*** Record extracts Section Begins ***

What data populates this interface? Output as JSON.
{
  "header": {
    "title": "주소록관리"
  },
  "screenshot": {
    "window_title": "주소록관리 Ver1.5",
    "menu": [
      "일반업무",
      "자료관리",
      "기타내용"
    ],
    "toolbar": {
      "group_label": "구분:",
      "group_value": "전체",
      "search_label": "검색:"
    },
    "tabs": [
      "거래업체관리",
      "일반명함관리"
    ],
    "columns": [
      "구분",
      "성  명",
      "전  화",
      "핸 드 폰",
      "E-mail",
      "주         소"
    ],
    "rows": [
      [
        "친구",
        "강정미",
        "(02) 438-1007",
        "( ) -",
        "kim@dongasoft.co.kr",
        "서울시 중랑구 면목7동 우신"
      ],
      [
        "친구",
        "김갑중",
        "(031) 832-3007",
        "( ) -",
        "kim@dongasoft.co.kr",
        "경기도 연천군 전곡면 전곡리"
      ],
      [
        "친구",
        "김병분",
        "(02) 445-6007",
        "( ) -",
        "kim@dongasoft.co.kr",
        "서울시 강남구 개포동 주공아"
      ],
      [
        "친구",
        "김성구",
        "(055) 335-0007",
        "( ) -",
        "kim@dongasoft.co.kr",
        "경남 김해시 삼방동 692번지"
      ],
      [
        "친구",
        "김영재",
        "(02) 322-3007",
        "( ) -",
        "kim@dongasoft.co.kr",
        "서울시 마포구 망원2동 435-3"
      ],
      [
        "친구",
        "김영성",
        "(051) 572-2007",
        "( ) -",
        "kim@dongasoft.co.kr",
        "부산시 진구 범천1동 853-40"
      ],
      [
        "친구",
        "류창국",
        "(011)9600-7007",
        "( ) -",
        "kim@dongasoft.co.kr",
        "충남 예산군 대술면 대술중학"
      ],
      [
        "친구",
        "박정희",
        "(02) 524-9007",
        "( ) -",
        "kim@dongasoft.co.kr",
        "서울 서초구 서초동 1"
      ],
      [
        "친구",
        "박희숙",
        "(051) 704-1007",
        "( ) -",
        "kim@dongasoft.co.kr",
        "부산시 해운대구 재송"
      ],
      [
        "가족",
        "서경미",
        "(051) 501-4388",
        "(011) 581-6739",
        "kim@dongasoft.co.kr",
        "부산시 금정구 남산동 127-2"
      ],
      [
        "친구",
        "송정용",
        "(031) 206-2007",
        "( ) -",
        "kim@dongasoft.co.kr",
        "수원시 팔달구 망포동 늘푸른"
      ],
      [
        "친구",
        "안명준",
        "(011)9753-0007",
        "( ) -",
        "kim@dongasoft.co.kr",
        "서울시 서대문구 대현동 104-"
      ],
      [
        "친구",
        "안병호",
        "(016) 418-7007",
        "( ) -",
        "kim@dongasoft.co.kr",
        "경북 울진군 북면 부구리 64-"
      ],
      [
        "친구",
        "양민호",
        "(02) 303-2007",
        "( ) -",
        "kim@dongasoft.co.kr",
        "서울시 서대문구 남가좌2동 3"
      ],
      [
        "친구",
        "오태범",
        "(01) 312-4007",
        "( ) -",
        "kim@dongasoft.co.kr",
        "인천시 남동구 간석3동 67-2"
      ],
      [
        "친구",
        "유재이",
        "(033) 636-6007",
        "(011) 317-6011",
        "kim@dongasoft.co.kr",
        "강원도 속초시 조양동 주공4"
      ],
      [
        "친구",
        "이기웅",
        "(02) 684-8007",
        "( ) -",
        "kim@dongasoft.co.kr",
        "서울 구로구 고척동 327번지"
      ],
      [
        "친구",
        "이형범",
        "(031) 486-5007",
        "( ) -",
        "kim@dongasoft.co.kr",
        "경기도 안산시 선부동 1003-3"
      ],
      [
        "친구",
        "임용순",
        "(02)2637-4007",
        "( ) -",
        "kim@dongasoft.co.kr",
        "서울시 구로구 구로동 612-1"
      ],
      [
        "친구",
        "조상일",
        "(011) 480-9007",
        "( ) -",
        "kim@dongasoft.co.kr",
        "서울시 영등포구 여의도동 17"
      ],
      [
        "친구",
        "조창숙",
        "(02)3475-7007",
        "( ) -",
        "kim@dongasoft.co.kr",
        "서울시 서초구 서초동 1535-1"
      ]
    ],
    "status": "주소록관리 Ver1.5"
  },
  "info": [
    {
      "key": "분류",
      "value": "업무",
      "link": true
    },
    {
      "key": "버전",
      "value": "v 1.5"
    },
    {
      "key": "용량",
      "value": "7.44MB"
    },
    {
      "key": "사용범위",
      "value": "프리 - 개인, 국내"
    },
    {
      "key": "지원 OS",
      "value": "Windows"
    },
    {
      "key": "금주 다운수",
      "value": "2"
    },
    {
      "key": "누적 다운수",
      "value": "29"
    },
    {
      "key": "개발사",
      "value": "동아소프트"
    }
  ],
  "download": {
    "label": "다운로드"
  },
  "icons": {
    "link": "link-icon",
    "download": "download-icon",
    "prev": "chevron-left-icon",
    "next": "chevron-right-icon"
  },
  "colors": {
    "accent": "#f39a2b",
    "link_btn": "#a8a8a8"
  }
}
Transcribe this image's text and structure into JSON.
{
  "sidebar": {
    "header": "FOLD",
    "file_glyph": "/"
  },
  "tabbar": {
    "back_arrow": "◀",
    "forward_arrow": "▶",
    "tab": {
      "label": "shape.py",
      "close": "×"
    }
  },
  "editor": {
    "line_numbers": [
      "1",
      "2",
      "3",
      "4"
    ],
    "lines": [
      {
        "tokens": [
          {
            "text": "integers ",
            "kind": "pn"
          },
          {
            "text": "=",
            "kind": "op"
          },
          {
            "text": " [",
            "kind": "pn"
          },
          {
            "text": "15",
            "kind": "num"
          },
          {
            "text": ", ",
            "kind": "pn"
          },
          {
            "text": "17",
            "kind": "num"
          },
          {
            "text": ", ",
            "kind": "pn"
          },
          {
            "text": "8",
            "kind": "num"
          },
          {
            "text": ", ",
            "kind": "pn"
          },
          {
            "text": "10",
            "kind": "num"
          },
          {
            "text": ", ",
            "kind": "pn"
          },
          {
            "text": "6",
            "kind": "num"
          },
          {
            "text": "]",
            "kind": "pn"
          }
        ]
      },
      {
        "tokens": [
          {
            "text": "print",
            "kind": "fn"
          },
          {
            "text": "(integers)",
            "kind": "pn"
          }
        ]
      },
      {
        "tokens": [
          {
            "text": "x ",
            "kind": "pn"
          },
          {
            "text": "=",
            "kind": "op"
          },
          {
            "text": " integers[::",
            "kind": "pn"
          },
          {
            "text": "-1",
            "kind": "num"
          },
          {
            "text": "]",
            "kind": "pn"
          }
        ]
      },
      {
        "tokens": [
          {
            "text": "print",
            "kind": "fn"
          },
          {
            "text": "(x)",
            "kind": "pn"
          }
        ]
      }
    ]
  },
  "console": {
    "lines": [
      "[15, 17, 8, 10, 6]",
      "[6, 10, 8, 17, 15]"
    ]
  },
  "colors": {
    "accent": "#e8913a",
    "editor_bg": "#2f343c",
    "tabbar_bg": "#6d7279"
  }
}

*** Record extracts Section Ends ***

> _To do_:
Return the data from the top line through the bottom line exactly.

> _Written response_:
What data populates this interface? Output as JSON.
{
  "header": {
    "title": "주소록관리"
  },
  "screenshot": {
    "window_title": "주소록관리 Ver1.5",
    "menu": [
      "일반업무",
      "자료관리",
      "기타내용"
    ],
    "toolbar": {
      "group_label": "구분:",
      "group_value": "전체",
      "search_label": "검색:"
    },
    "tabs": [
      "거래업체관리",
      "일반명함관리"
    ],
    "columns": [
      "구분",
      "성  명",
      "전  화",
      "핸 드 폰",
      "E-mail",
      "주         소"
    ],
    "rows": [
      [
        "친구",
        "강정미",
        "(02) 438-1007",
        "( ) -",
        "kim@dongasoft.co.kr",
        "서울시 중랑구 면목7동 우신"
      ],
      [
        "친구",
        "김갑중",
        "(031) 832-3007",
        "( ) -",
        "kim@dongasoft.co.kr",
        "경기도 연천군 전곡면 전곡리"
      ],
      [
        "친구",
        "김병분",
        "(02) 445-6007",
        "( ) -",
        "kim@dongasoft.co.kr",
        "서울시 강남구 개포동 주공아"
      ],
      [
        "친구",
        "김성구",
        "(055) 335-0007",
        "( ) -",
        "kim@dongasoft.co.kr",
        "경남 김해시 삼방동 692번지"
      ],
      [
        "친구",
        "김영재",
        "(02) 322-3007",
        "( ) -",
        "kim@dongasoft.co.kr",
        "서울시 마포구 망원2동 435-3"
      ],
      [
        "친구",
        "김영성",
        "(051) 572-2007",
        "( ) -",
        "kim@dongasoft.co.kr",
        "부산시 진구 범천1동 853-40"
      ],
      [
        "친구",
        "류창국",
        "(011)9600-7007",
        "( ) -",
        "kim@dongasoft.co.kr",
        "충남 예산군 대술면 대술중학"
      ],
      [
        "친구",
        "박정희",
        "(02) 524-9007",
        "( ) -",
        "kim@dongasoft.co.kr",
        "서울 서초구 서초동 1"
      ],
      [
        "친구",
        "박희숙",
        "(051) 704-1007",
        "( ) -",
        "kim@dongasoft.co.kr",
        "부산시 해운대구 재송"
      ],
      [
        "가족",
        "서경미",
        "(051) 501-4388",
        "(011) 581-6739",
        "kim@dongasoft.co.kr",
        "부산시 금정구 남산동 127-2"
      ],
      [
        "친구",
        "송정용",
        "(031) 206-2007",
        "( ) -",
        "kim@dongasoft.co.kr",
        "수원시 팔달구 망포동 늘푸른"
      ],
      [
        "친구",
        "안명준",
        "(011)9753-0007",
        "( ) -",
        "kim@dongasoft.co.kr",
        "서울시 서대문구 대현동 104-"
      ],
      [
        "친구",
        "안병호",
        "(016) 418-7007",
        "( ) -",
        "kim@dongasoft.co.kr",
        "경북 울진군 북면 부구리 64-"
      ],
      [
        "친구",
        "양민호",
        "(02) 303-2007",
        "( ) -",
        "kim@dongasoft.co.kr",
        "서울시 서대문구 남가좌2동 3"
      ],
      [
        "친구",
        "오태범",
        "(01) 312-4007",
        "( ) -",
        "kim@dongasoft.co.kr",
        "인천시 남동구 간석3동 67-2"
      ],
      [
        "친구",
        "유재이",
        "(033) 636-6007",
        "(011) 317-6011",
        "kim@dongasoft.co.kr",
        "강원도 속초시 조양동 주공4"
      ],
      [
        "친구",
        "이기웅",
        "(02) 684-8007",
        "( ) -",
        "kim@dongasoft.co.kr",
        "서울 구로구 고척동 327번지"
      ],
      [
        "친구",
        "이형범",
        "(031) 486-5007",
        "( ) -",
        "kim@dongasoft.co.kr",
        "경기도 안산시 선부동 1003-3"
      ],
      [
        "친구",
        "임용순",
        "(02)2637-4007",
        "( ) -",
        "kim@dongasoft.co.kr",
        "서울시 구로구 구로동 612-1"
      ],
      [
        "친구",
        "조상일",
        "(011) 480-9007",
        "( ) -",
        "kim@dongasoft.co.kr",
        "서울시 영등포구 여의도동 17"
      ],
      [
        "친구",
        "조창숙",
        "(02)3475-7007",
        "( ) -",
        "kim@dongasoft.co.kr",
        "서울시 서초구 서초동 1535-1"
      ]
    ],
    "status": "주소록관리 Ver1.5"
  },
  "info": [
    {
      "key": "분류",
      "value": "업무",
      "link": true
    },
    {
      "key": "버전",
      "value": "v 1.5"
    },
    {
      "key": "용량",
      "value": "7.44MB"
    },
    {
      "key": "사용범위",
      "value": "프리 - 개인, 국내"
    },
    {
      "key": "지원 OS",
      "value": "Windows"
    },
    {
      "key": "금주 다운수",
      "value": "2"
    },
    {
      "key": "누적 다운수",
      "value": "29"
    },
    {
      "key": "개발사",
      "value": "동아소프트"
    }
  ],
  "download": {
    "label": "다운로드"
  },
  "icons": {
    "link": "link-icon",
    "download": "download-icon",
    "prev": "chevron-left-icon",
    "next": "chevron-right-icon"
  },
  "colors": {
    "accent": "#f39a2b",
    "link_btn": "#a8a8a8"
  }
}
Transcribe this image's text and structure into JSON.
{
  "sidebar": {
    "header": "FOLD",
    "file_glyph": "/"
  },
  "tabbar": {
    "back_arrow": "◀",
    "forward_arrow": "▶",
    "tab": {
      "label": "shape.py",
      "close": "×"
    }
  },
  "editor": {
    "line_numbers": [
      "1",
      "2",
      "3",
      "4"
    ],
    "lines": [
      {
        "tokens": [
          {
            "text": "integers ",
            "kind": "pn"
          },
          {
            "text": "=",
            "kind": "op"
          },
          {
            "text": " [",
            "kind": "pn"
          },
          {
            "text": "15",
            "kind": "num"
          },
          {
            "text": ", ",
            "kind": "pn"
          },
          {
            "text": "17",
            "kind": "num"
          },
          {
            "text": ", ",
            "kind": "pn"
          },
          {
            "text": "8",
            "kind": "num"
          },
          {
            "text": ", ",
            "kind": "pn"
          },
          {
            "text": "10",
            "kind": "num"
          },
          {
            "text": ", ",
            "kind": "pn"
          },
          {
            "text": "6",
            "kind": "num"
          },
          {
            "text": "]",
            "kind": "pn"
          }
        ]
      },
      {
        "tokens": [
          {
            "text": "print",
            "kind": "fn"
          },
          {
            "text": "(integers)",
            "kind": "pn"
          }
        ]
      },
      {
        "tokens": [
          {
            "text": "x ",
            "kind": "pn"
          },
          {
            "text": "=",
            "kind": "op"
          },
          {
            "text": " integers[::",
            "kind": "pn"
          },
          {
            "text": "-1",
            "kind": "num"
          },
          {
            "text": "]",
            "kind": "pn"
          }
        ]
      },
      {
        "tokens": [
          {
            "text": "print",
            "kind": "fn"
          },
          {
            "text": "(x)",
            "kind": "pn"
          }
        ]
      }
    ]
  },
  "console": {
    "lines": [
      "[15, 17, 8, 10, 6]",
      "[6, 10, 8, 17, 15]"
    ]
  },
  "colors": {
    "accent": "#e8913a",
    "editor_bg": "#2f343c",
    "tabbar_bg": "#6d7279"
  }
}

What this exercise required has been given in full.